(Entries taken from a collection)
::::

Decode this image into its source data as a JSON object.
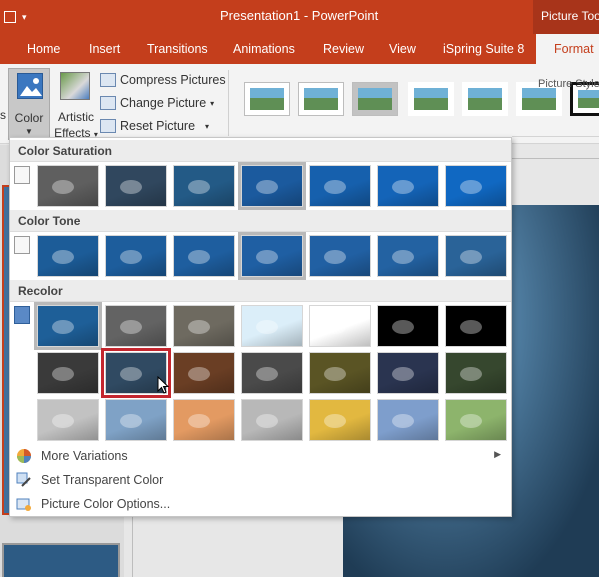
{
  "titlebar": {
    "title": "Presentation1  -  PowerPoint",
    "context_tab": "Picture Tools"
  },
  "tabs": [
    {
      "label": "Home"
    },
    {
      "label": "Insert"
    },
    {
      "label": "Transitions"
    },
    {
      "label": "Animations"
    },
    {
      "label": "Review"
    },
    {
      "label": "View"
    },
    {
      "label": "iSpring Suite 8"
    },
    {
      "label": "Format"
    }
  ],
  "ribbon": {
    "left_cut": "s",
    "color_label": "Color",
    "artistic_line1": "Artistic",
    "artistic_line2": "Effects",
    "compress": "Compress Pictures",
    "change": "Change Picture",
    "reset": "Reset Picture",
    "styles_group": "Picture Style"
  },
  "dropdown": {
    "sections": {
      "saturation": "Color Saturation",
      "tone": "Color Tone",
      "recolor": "Recolor"
    },
    "saturation_colors": [
      "#5f5f5f",
      "#30475e",
      "#235a86",
      "#1b5a9e",
      "#1660ad",
      "#1464b8",
      "#1068c2"
    ],
    "tone_colors": [
      "#1c5c98",
      "#1d5d9c",
      "#1e5e9f",
      "#1f5fa3",
      "#2160a3",
      "#2362a2",
      "#2a6398"
    ],
    "recolor_rows": [
      [
        "#1e5f98",
        "#636363",
        "#6e6a60",
        "#dbeef9",
        "#ffffff",
        "#000000",
        "#000000"
      ],
      [
        "#3a3a3a",
        "#304a62",
        "#6a3e24",
        "#4a4a4a",
        "#5a5424",
        "#2a3450",
        "#36472e"
      ],
      [
        "#c2c2c2",
        "#7fa2c6",
        "#e39a62",
        "#b8b8b8",
        "#e2b840",
        "#7e9ecc",
        "#8db46c"
      ]
    ],
    "menu": {
      "more_variations": "More Variations",
      "set_transparent": "Set Transparent Color",
      "options": "Picture Color Options..."
    }
  }
}
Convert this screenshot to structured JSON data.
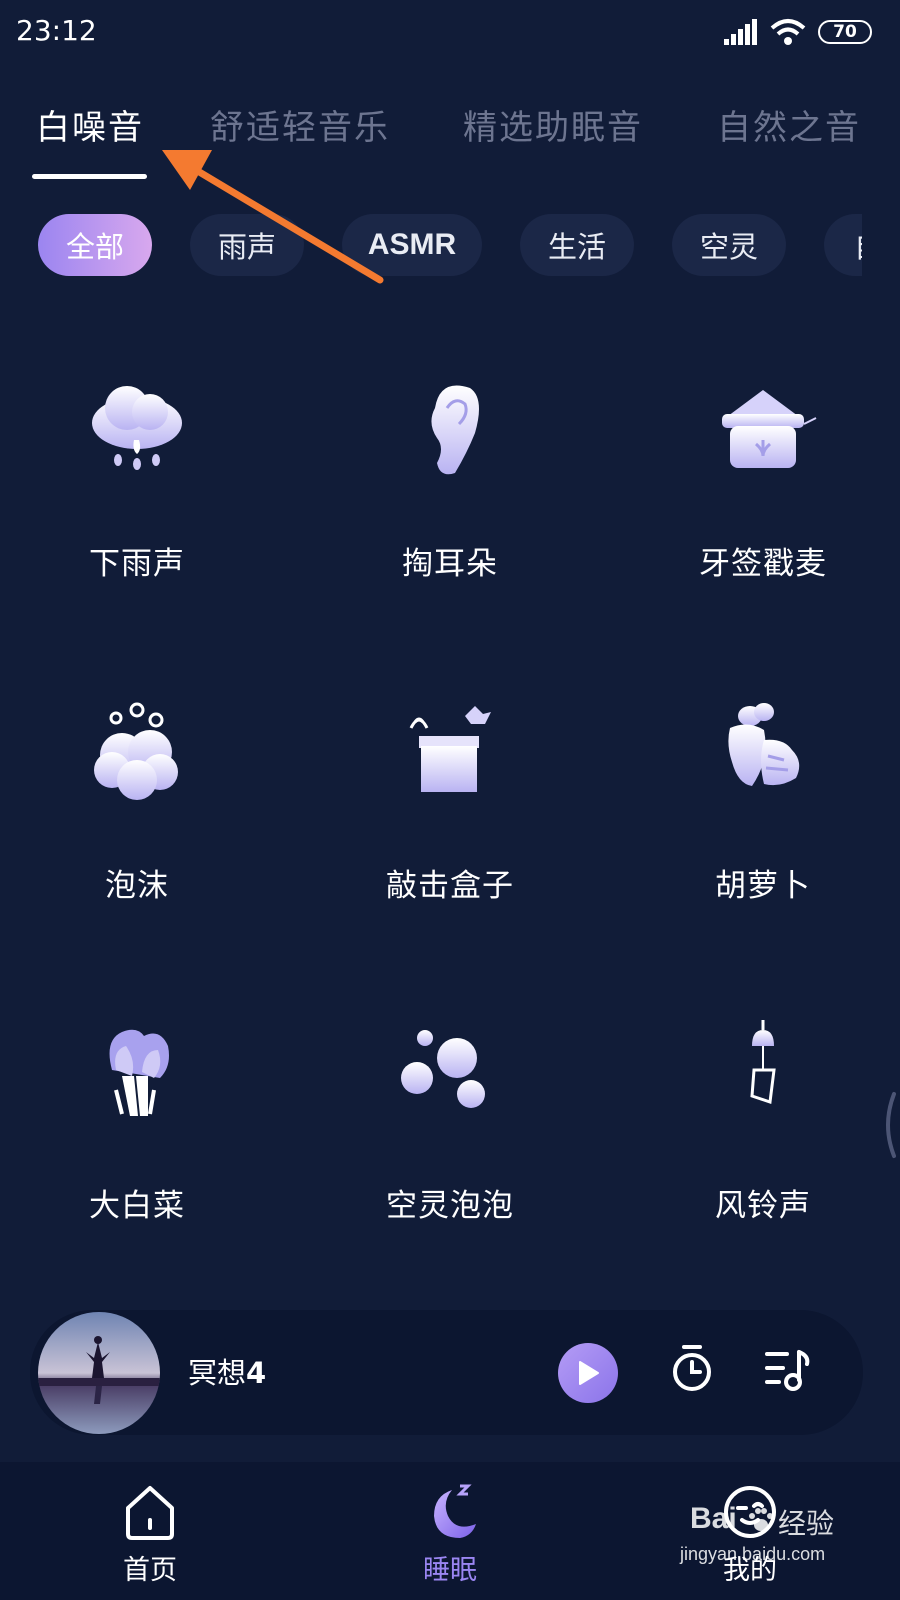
{
  "status_bar": {
    "time": "23:12",
    "battery": "70"
  },
  "main_tabs": [
    {
      "label": "白噪音",
      "active": true
    },
    {
      "label": "舒适轻音乐",
      "active": false
    },
    {
      "label": "精选助眠音",
      "active": false
    },
    {
      "label": "自然之音",
      "active": false
    }
  ],
  "chips": [
    {
      "label": "全部",
      "active": true
    },
    {
      "label": "雨声",
      "active": false
    },
    {
      "label": "ASMR",
      "active": false
    },
    {
      "label": "生活",
      "active": false
    },
    {
      "label": "空灵",
      "active": false
    },
    {
      "label": "自",
      "active": false
    }
  ],
  "sounds": [
    {
      "label": "下雨声",
      "icon": "rain-cloud-icon"
    },
    {
      "label": "掏耳朵",
      "icon": "ear-icon"
    },
    {
      "label": "牙签戳麦",
      "icon": "wheat-sack-icon"
    },
    {
      "label": "泡沫",
      "icon": "foam-icon"
    },
    {
      "label": "敲击盒子",
      "icon": "box-icon"
    },
    {
      "label": "胡萝卜",
      "icon": "carrot-icon"
    },
    {
      "label": "大白菜",
      "icon": "cabbage-icon"
    },
    {
      "label": "空灵泡泡",
      "icon": "bubbles-icon"
    },
    {
      "label": "风铃声",
      "icon": "wind-chime-icon"
    }
  ],
  "player": {
    "title": "冥想",
    "track_number": "4"
  },
  "bottom_nav": [
    {
      "label": "首页",
      "icon": "home-icon",
      "active": false
    },
    {
      "label": "睡眠",
      "icon": "moon-icon",
      "active": true
    },
    {
      "label": "我的",
      "icon": "profile-icon",
      "active": false
    }
  ],
  "watermark": {
    "brand": "Bai",
    "brand_suffix": "经验",
    "url": "jingyan.baidu.com"
  },
  "colors": {
    "background": "#111c38",
    "accent": "#9b86f3",
    "annotation": "#f47a30"
  }
}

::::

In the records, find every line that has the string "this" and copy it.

> _Answer to the exercise_
Decode this image into its source data as a JSON object.
Convert this screenshot to structured JSON data.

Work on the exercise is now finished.